The neurologist in Santa Fe called the hospital in Albuquerque and scheduled Toby’s operation for the next morning. Stuart and I picked him up at six a.m. and drove to the hospital. We were told when we arrived that it may be too late for the surgery to save Toby’s mobility. I was devastated. But several hours later, the doctor emerged with a smile on his face – the surgery was successful. However, Toby would need to stay in New Mexico for eight weeks of rehab in an outside facility dedicated to healing dogs with spinal cord injuries.
Marshall and I took turns visiting Toby in the rehab unit. He had to learn to stand up, walk, go up and down stairs, get into his dog bed, go to the bathroom and wag his tail all over again. The staff at the rehab clinic was fabulous. They said Toby was a fighter and would recover 99 percent of his mobility.
We picked him up after eight weeks and brought him home to San Francisco. We had to carry him up and down stairs for a while and assist him in many ways, but eventually he got better. Toby never moped, cried or complained, but constantly showed his appreciation with sweet kisses and joyful barks.
Today, Toby is almost back to normal, except for a slight swagger when he walks that looks like he’s doing an impression of John Wayne. When he attempts to kick his feet back like other dogs do, they fly in all directions – quite a comical sight. He doesn’t care. He’s happy he can do the things dogs do including running, jumping, kicking, rolling and wagging his tail, even if it’s not perfect.

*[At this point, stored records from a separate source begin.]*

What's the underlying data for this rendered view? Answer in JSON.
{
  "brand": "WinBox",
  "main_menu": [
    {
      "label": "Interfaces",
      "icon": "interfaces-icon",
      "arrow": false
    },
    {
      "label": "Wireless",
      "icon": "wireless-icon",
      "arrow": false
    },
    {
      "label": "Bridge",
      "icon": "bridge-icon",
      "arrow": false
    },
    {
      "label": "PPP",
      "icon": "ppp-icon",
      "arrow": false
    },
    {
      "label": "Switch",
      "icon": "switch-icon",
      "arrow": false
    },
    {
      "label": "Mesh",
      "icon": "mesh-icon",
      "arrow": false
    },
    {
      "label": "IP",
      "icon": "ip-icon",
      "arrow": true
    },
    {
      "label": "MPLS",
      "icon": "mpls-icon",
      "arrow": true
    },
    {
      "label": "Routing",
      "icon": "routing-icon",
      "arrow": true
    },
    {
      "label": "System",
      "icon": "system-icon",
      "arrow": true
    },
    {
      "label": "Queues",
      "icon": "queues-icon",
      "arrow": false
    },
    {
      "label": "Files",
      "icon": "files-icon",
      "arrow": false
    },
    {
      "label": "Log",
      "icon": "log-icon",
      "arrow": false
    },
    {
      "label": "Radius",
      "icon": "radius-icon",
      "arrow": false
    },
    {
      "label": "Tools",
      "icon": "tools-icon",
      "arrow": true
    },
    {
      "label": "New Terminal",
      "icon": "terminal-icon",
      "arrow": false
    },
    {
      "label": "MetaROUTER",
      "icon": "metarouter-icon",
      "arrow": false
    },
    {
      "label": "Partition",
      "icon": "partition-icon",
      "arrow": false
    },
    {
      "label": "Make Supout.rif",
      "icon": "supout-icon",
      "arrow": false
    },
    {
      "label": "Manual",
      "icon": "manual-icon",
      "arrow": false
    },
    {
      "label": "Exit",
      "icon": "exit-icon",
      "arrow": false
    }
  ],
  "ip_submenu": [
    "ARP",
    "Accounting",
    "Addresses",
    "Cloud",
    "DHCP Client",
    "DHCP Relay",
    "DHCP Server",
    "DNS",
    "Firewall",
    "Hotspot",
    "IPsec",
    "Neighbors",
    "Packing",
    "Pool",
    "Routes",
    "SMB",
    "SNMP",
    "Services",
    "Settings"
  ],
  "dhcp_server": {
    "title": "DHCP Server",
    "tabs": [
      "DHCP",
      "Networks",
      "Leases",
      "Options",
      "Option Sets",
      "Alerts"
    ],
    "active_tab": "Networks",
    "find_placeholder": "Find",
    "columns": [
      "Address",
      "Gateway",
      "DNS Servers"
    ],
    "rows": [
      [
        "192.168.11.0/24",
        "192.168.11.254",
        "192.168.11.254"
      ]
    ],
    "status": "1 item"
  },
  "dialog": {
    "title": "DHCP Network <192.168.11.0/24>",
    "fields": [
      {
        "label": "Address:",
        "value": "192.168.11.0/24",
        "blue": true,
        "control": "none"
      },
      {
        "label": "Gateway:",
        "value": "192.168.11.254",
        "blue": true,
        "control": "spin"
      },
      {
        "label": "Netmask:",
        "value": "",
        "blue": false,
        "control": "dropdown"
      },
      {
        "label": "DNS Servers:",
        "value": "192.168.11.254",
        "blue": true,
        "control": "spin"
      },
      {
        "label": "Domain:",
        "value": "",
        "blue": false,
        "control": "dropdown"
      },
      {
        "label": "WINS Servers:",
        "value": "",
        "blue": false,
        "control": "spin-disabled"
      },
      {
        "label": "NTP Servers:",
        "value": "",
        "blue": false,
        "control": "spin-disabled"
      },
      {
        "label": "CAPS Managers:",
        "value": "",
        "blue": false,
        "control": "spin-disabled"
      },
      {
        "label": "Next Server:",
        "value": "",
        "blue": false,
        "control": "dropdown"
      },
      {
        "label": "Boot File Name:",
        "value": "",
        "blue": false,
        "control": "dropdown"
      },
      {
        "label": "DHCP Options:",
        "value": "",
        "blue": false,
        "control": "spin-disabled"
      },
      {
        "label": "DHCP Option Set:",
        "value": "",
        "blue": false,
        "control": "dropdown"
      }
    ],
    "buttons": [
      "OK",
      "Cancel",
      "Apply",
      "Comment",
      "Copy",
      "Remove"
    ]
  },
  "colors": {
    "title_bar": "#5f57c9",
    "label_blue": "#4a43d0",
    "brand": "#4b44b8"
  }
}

Deep down, I’m a perfectionist, but Toby has shown me how imperfection has its gifts. He has also taught me to put my cell phone away and be in the moment as he is, noticing the trees, the birds, the wind on the bay, the warmth of the sun, and the feel and fragrance of the grass. He stops to say hello to everyone he meets, and leans on those who may be sad or ill to give comfort whenever he can. Toby loves all people and dogs unconditionally, no matter what language they speak or what breed they are. He almost always makes people laugh and dogs play. I know the lessons I’ve learned from Toby have made me a better human being.

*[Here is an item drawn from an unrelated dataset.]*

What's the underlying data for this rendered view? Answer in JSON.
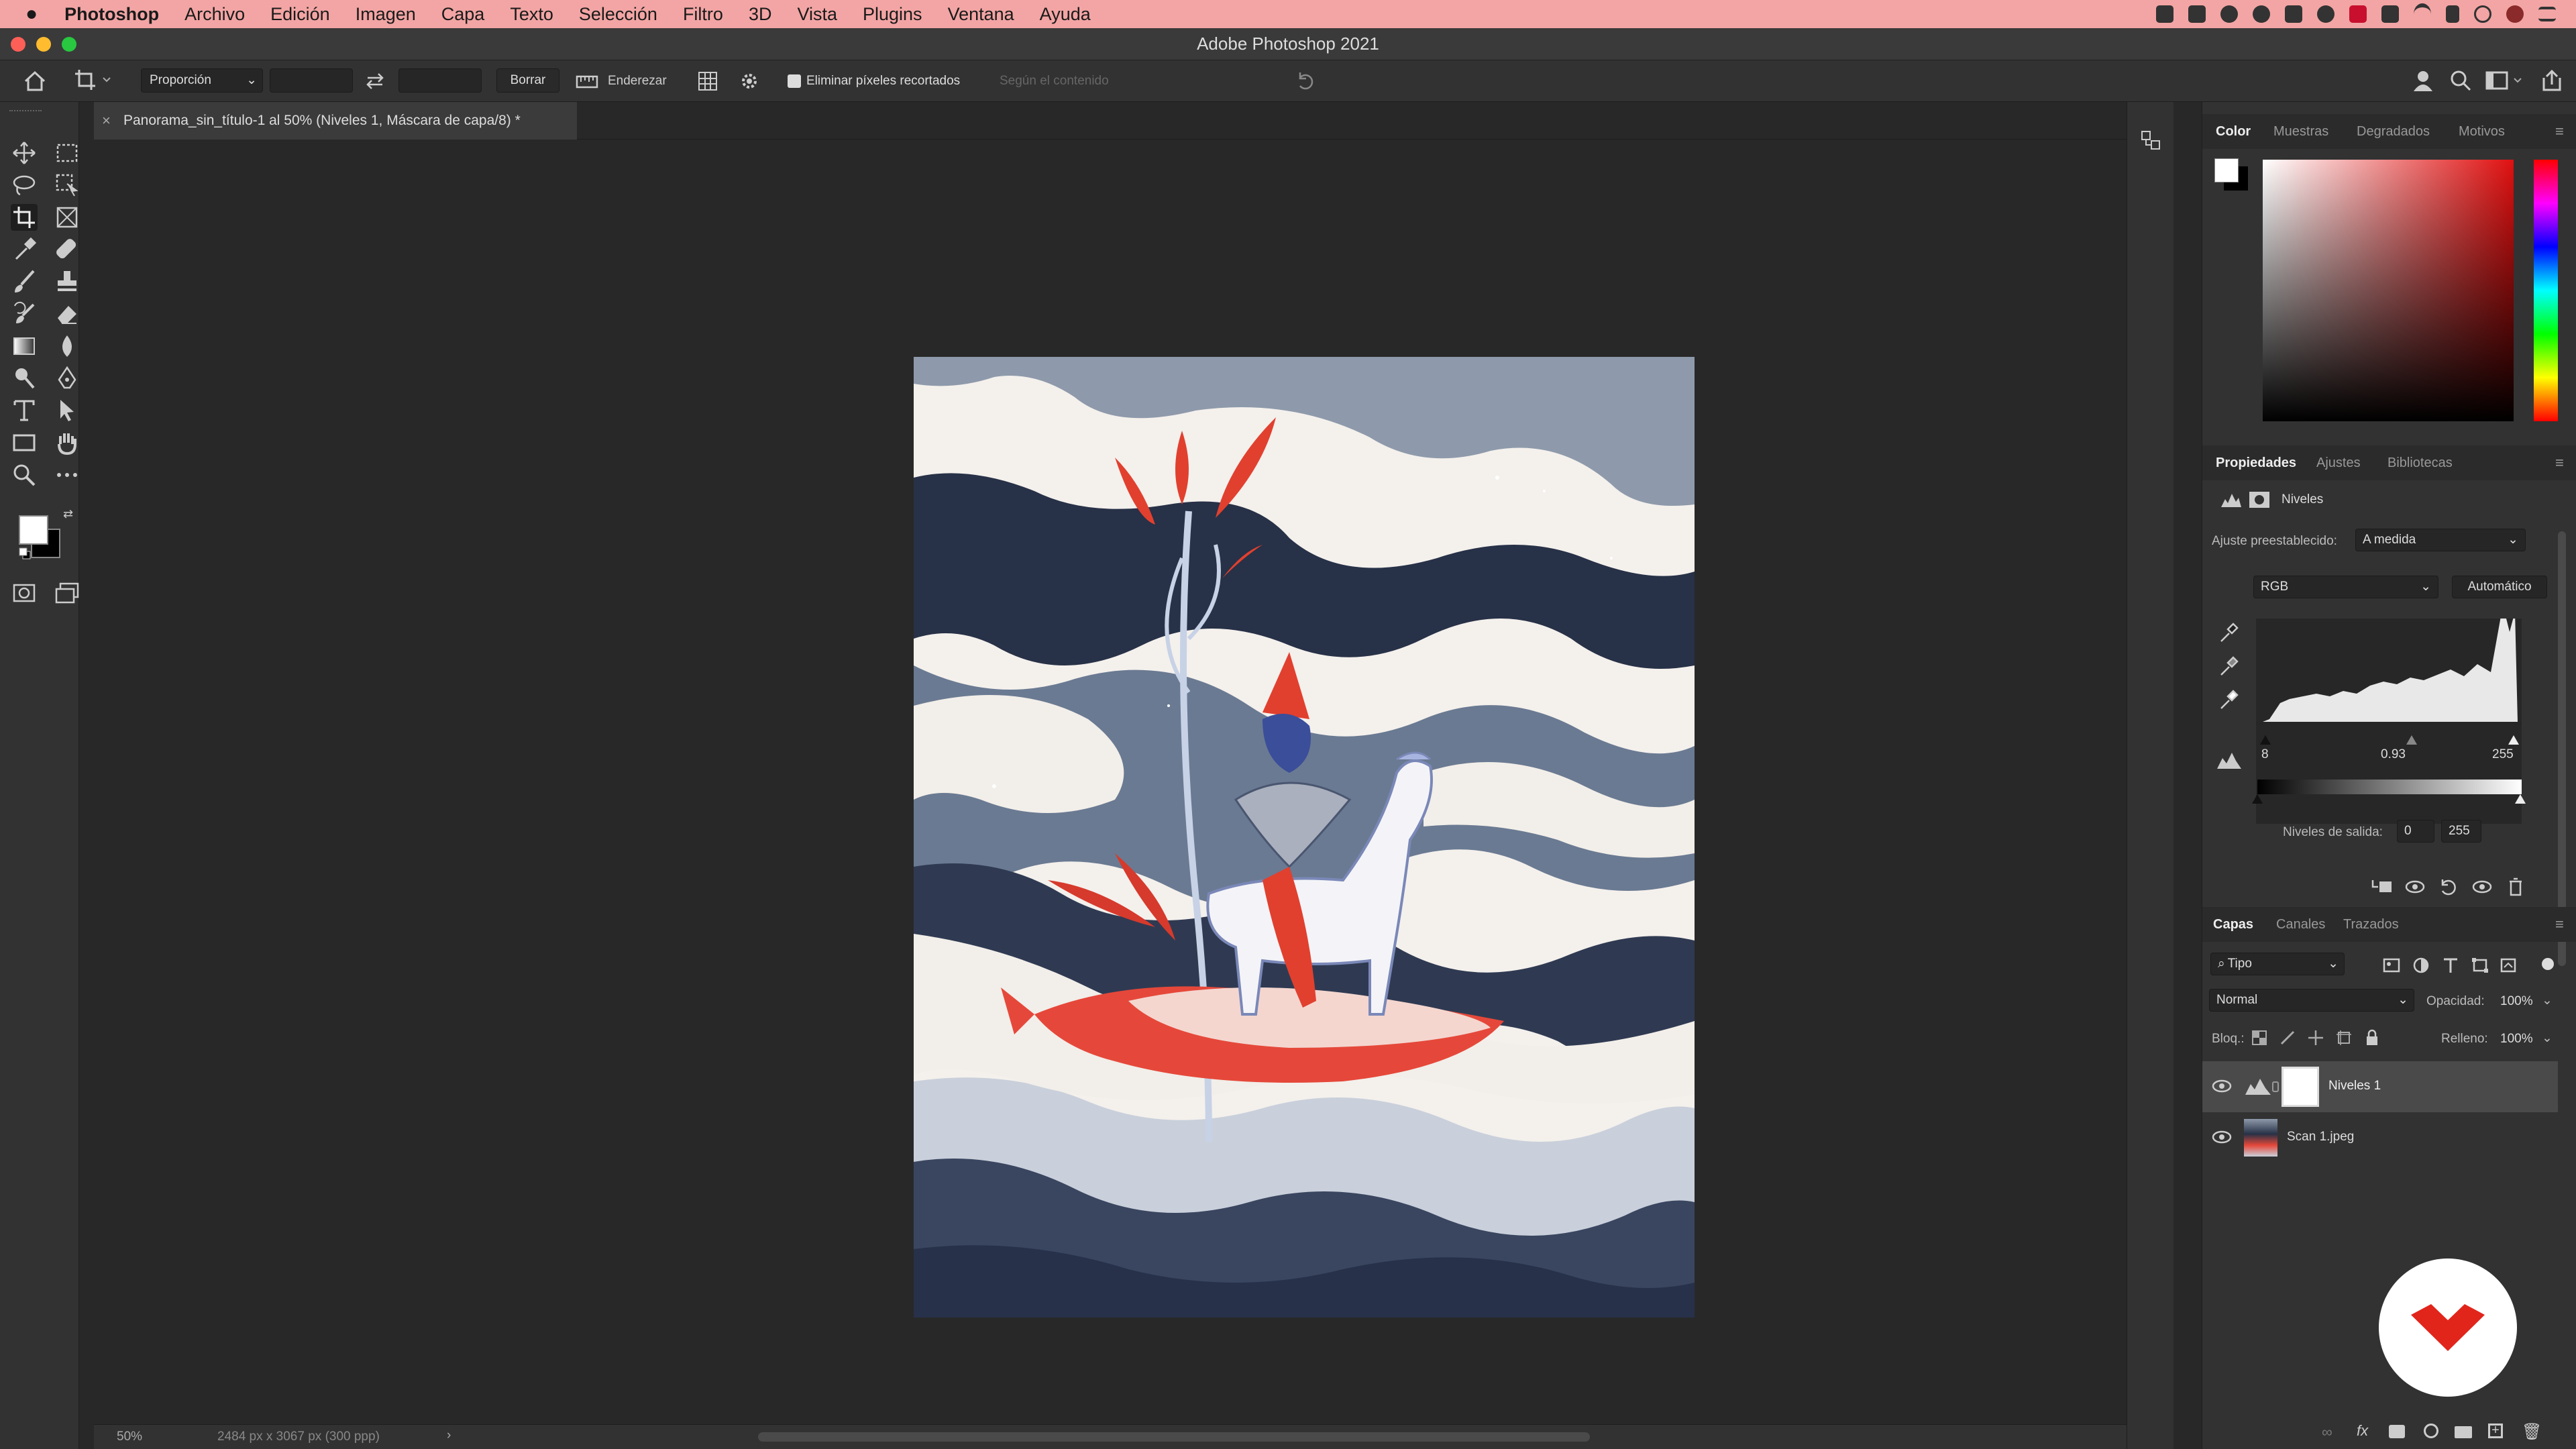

The Beauty of Animals
My vision for the website and blogs is to offer an exploration of all things beautiful. Animals are beautiful. They feel love, grief, joy and are endlessly loyal and true. I read recently in the New York Times that a 12-year study of three and a half million people in Sweden concluded that dog owners live longer than people without dogs.
The study explains that this is due to the exercise people get from daily walks. I think it’s also because dogs make us happy. Every time I stop to talk to a dog walker, I say, “Aren’t dogs great?” Without fail every person – young, old, man, woman – all agree heartily. Dogs are truly our best friends, and that is a beautiful thing.
I wish for all of you as June begins that something beautiful will grace your life each day this summer!
Love & Blessings,